The report, Wind Energy for a Cleaner America, also shows that today’s wind energy in Oregon avoids 3,449 tons of smog-causing nitrogen oxides and 4,266 tons of sulfur dioxide, which cause acid rain and soot.

“Wind energy has given us a lot to be thankful for in Oregon,” said Sarah Higginbotham of Environment Oregon. “Oregon’s been a leader, coming in 8th in the nation for wind energy produced in 2012. Now our state and national leaders need to take action to make sure we don’t leave these of environmental benefits on the table at the end of 2013.”

The report shows that wind energy is now providing 6,066,000 megawatt-hours (MWh) of electricity in Oregon—the 8th highest wind production in the country. If state and federal officials commit to continued progress, Oregon could reduce the carbon pollution equivalent of more than 711,893 passenger vehicles, and save enough water to meet the annual water needs of nearly 39,503  people.

Oregon’s recent progress on wind is the direct result of programs like the Renewable Energy Standard and the Business Energy Tax Credit– and federal incentives for wind power. Despite the clear benefits of wind and widespread bipartisan support for federal policies to promote renewable energy, fossil fuel interests and their political allies have vigorously opposed these initiatives.

Oregon’s clean energy policy is threatened at capitol and on the ballot, and the main federal incentives for wind – the investment tax credit (ITC) and the production tax credit (PTC) – are currently set to expire at the end of 2013.

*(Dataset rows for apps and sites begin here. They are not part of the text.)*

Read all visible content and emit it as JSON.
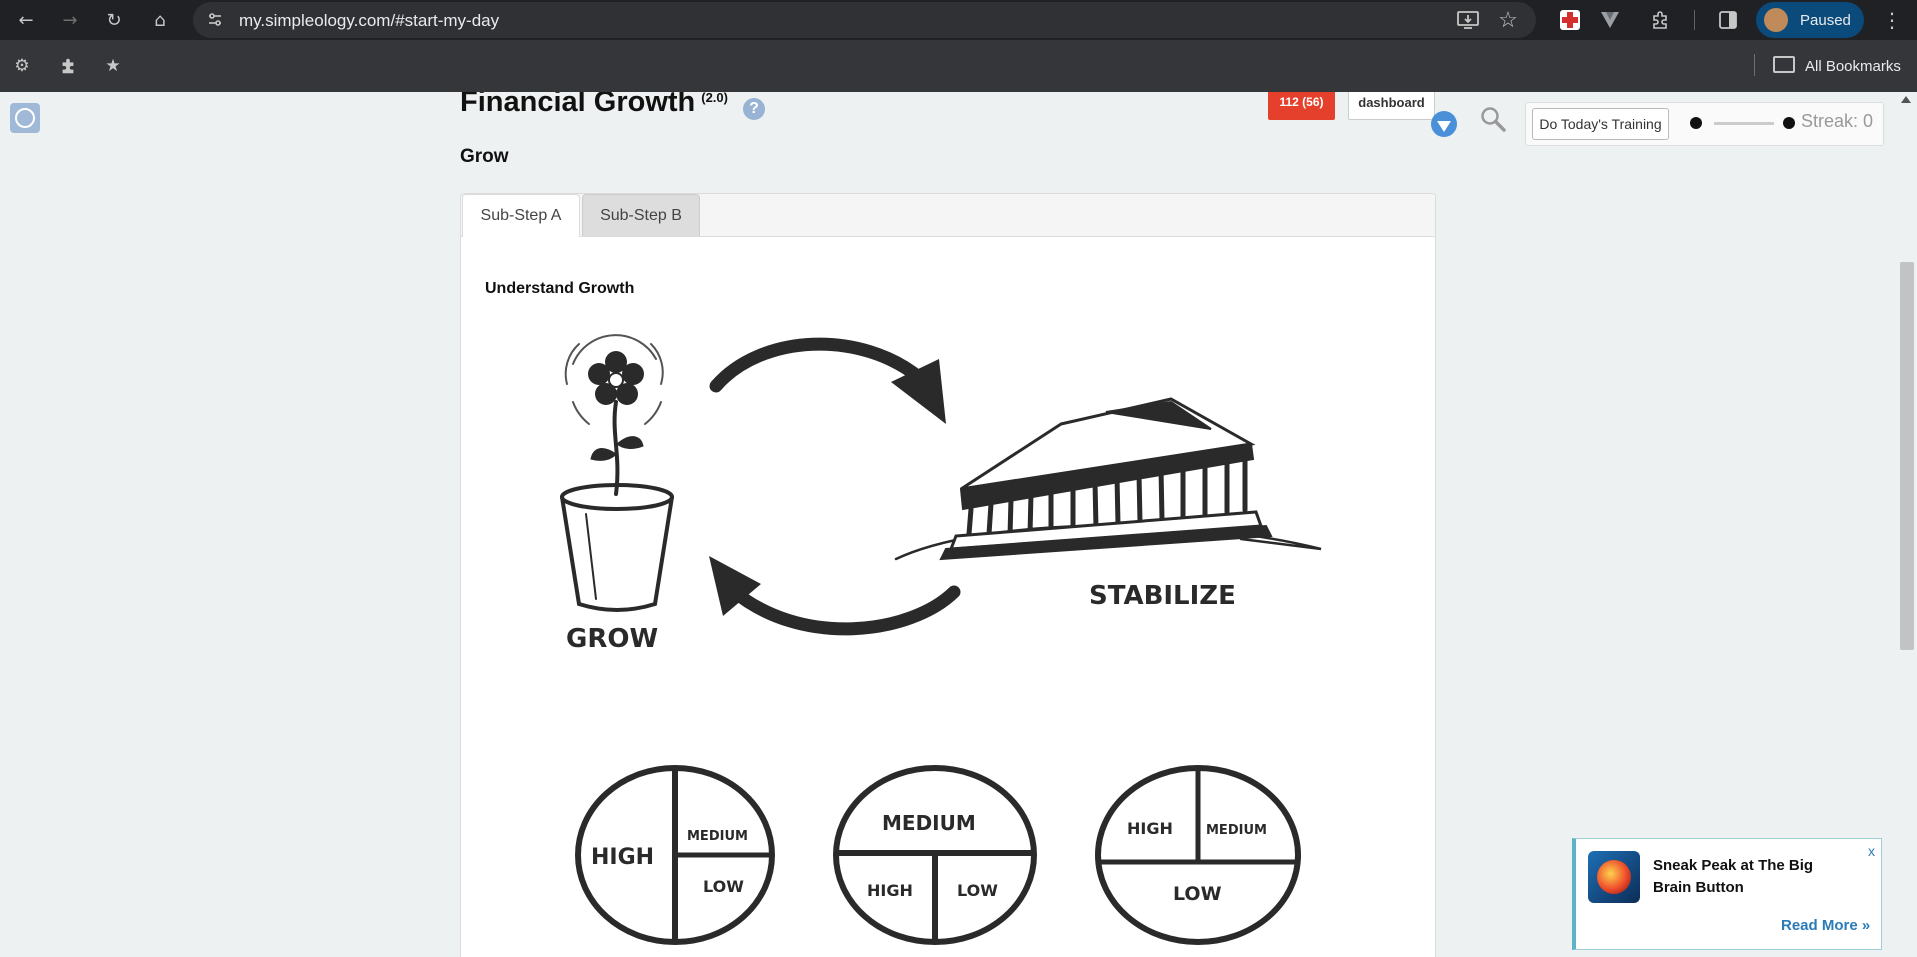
{
  "browser": {
    "url": "my.simpleology.com/#start-my-day",
    "profile_label": "Paused",
    "all_bookmarks": "All Bookmarks"
  },
  "header": {
    "title": "Financial Growth",
    "version": "(2.0)",
    "help_glyph": "?",
    "subtitle": "Grow",
    "badge": "112 (56)",
    "dashboard_label": "dashboard",
    "training_button": "Do Today's Training",
    "streak": "Streak: 0"
  },
  "tabs": [
    {
      "label": "Sub-Step A",
      "active": true
    },
    {
      "label": "Sub-Step B",
      "active": false
    }
  ],
  "content": {
    "heading": "Understand Growth",
    "grow_label": "GROW",
    "stabilize_label": "STABILIZE",
    "pies": [
      {
        "a": "HIGH",
        "b": "MEDIUM",
        "c": "LOW"
      },
      {
        "a": "MEDIUM",
        "b": "HIGH",
        "c": "LOW"
      },
      {
        "a": "HIGH",
        "b": "MEDIUM",
        "c": "LOW"
      }
    ]
  },
  "toast": {
    "title": "Sneak Peak at The Big Brain Button",
    "read_more": "Read More »",
    "close": "x"
  }
}
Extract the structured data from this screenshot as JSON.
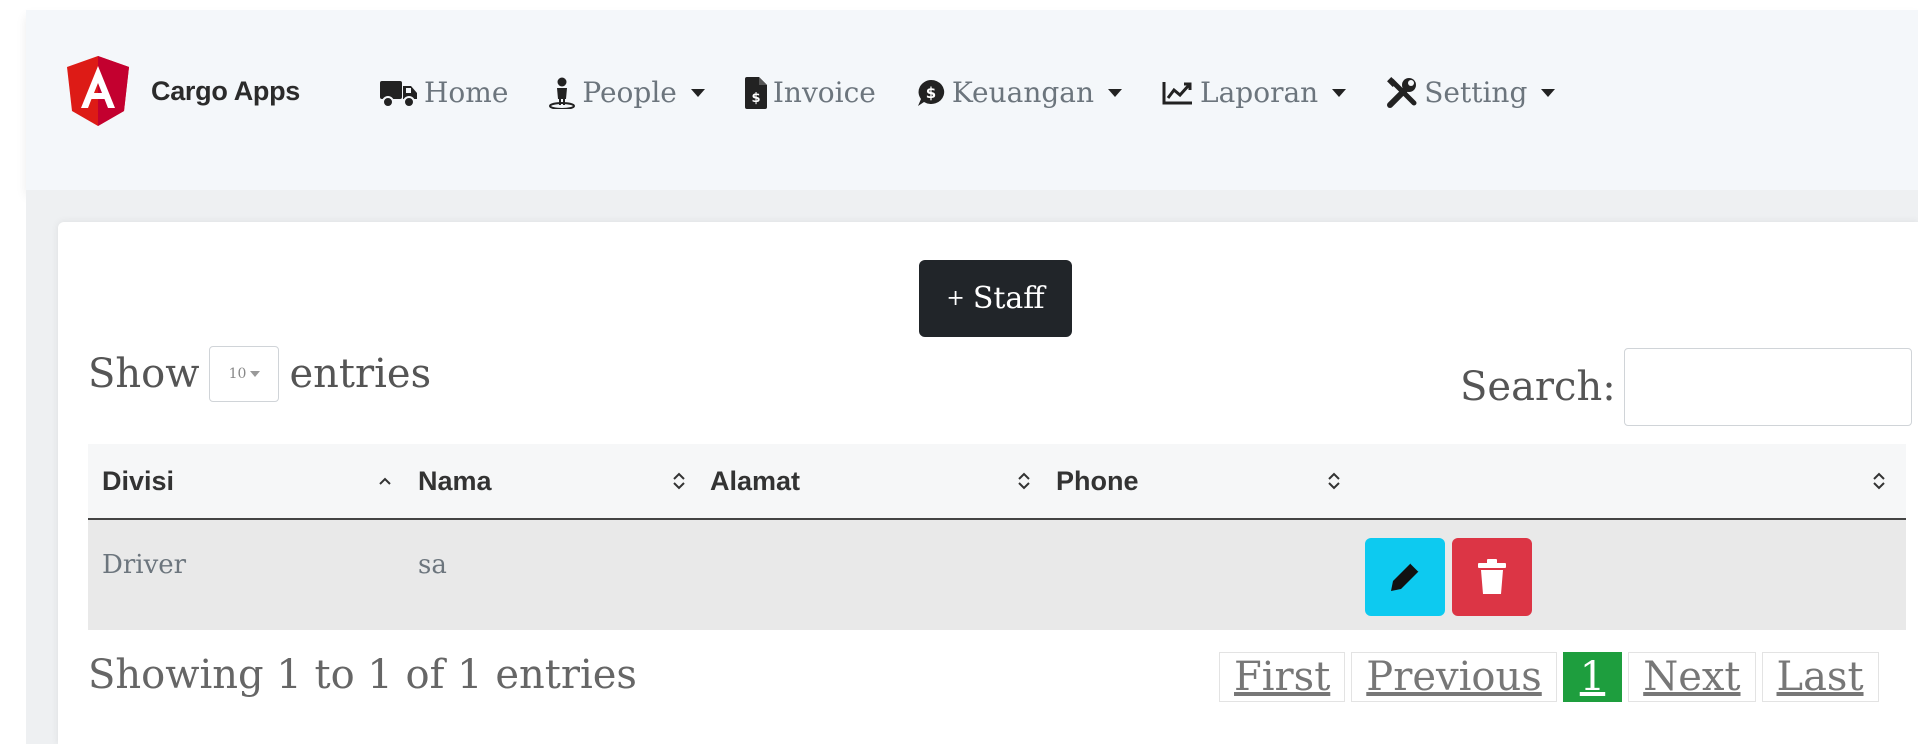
{
  "app": {
    "name": "Cargo Apps",
    "logo_icon": "angular-logo-icon",
    "logo_letter": "A"
  },
  "nav": [
    {
      "label": "Home",
      "icon": "truck-icon",
      "dropdown": false
    },
    {
      "label": "People",
      "icon": "person-icon",
      "dropdown": true
    },
    {
      "label": "Invoice",
      "icon": "invoice-icon",
      "dropdown": false
    },
    {
      "label": "Keuangan",
      "icon": "money-icon",
      "dropdown": true
    },
    {
      "label": "Laporan",
      "icon": "chart-line-icon",
      "dropdown": true
    },
    {
      "label": "Setting",
      "icon": "tools-icon",
      "dropdown": true
    }
  ],
  "actions": {
    "add_staff_plus": "+",
    "add_staff_label": "Staff"
  },
  "length_menu": {
    "prefix": "Show",
    "selected": "10",
    "suffix": "entries"
  },
  "search": {
    "label": "Search:",
    "value": ""
  },
  "table": {
    "columns": [
      "Divisi",
      "Nama",
      "Alamat",
      "Phone",
      ""
    ],
    "rows": [
      {
        "divisi": "Driver",
        "nama": "sa",
        "alamat": "",
        "phone": ""
      }
    ]
  },
  "footer": {
    "info": "Showing 1 to 1 of 1 entries",
    "pager": {
      "first": "First",
      "previous": "Previous",
      "current": "1",
      "next": "Next",
      "last": "Last"
    }
  },
  "colors": {
    "navbar_bg": "#f4f7fa",
    "brand_red": "#dd1b16",
    "staff_button": "#212529",
    "edit_button": "#0dcaf0",
    "delete_button": "#dc3545",
    "active_page": "#1e9e3e"
  }
}
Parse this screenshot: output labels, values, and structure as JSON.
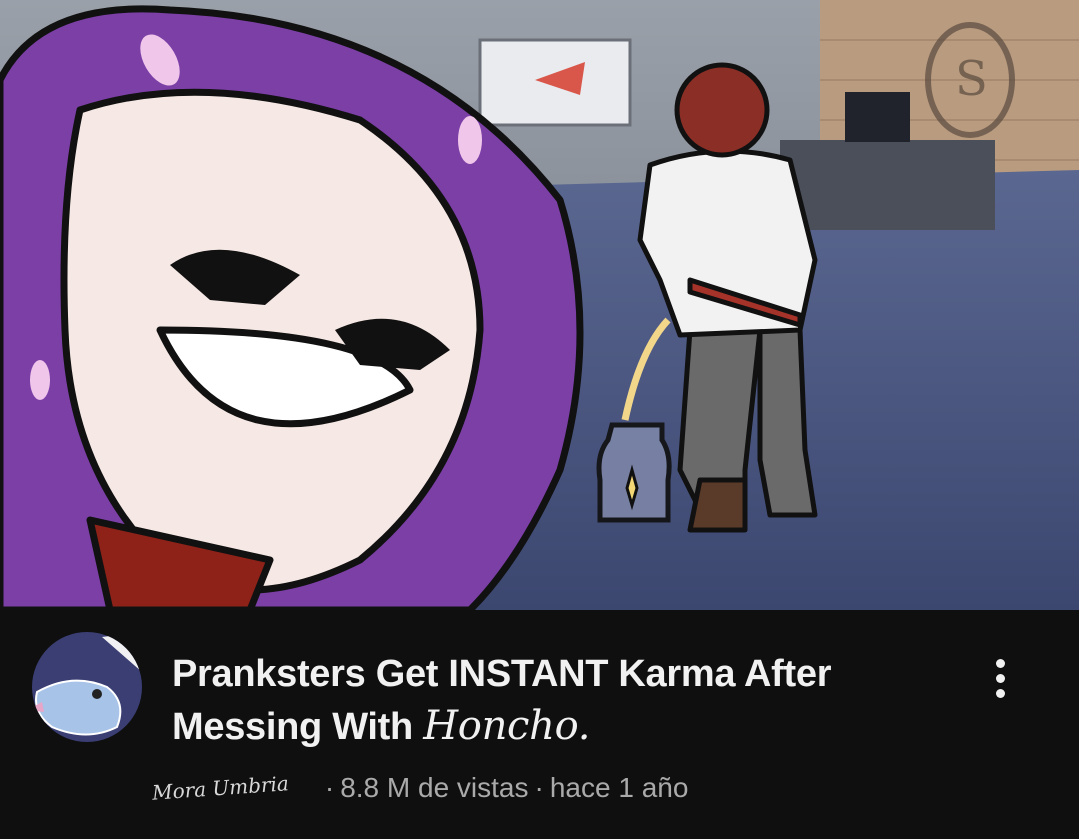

“Wind energy is improving our quality of life in Oregon,” said Higginbotham. “We cannot let polluters and their allies stand in the way of additional benefits of wind. Oregon’s legislature needs to defend Oregon’s RPS, and our members of congress need to do whatever it takes to extend federal wind incentives before the end of the year.”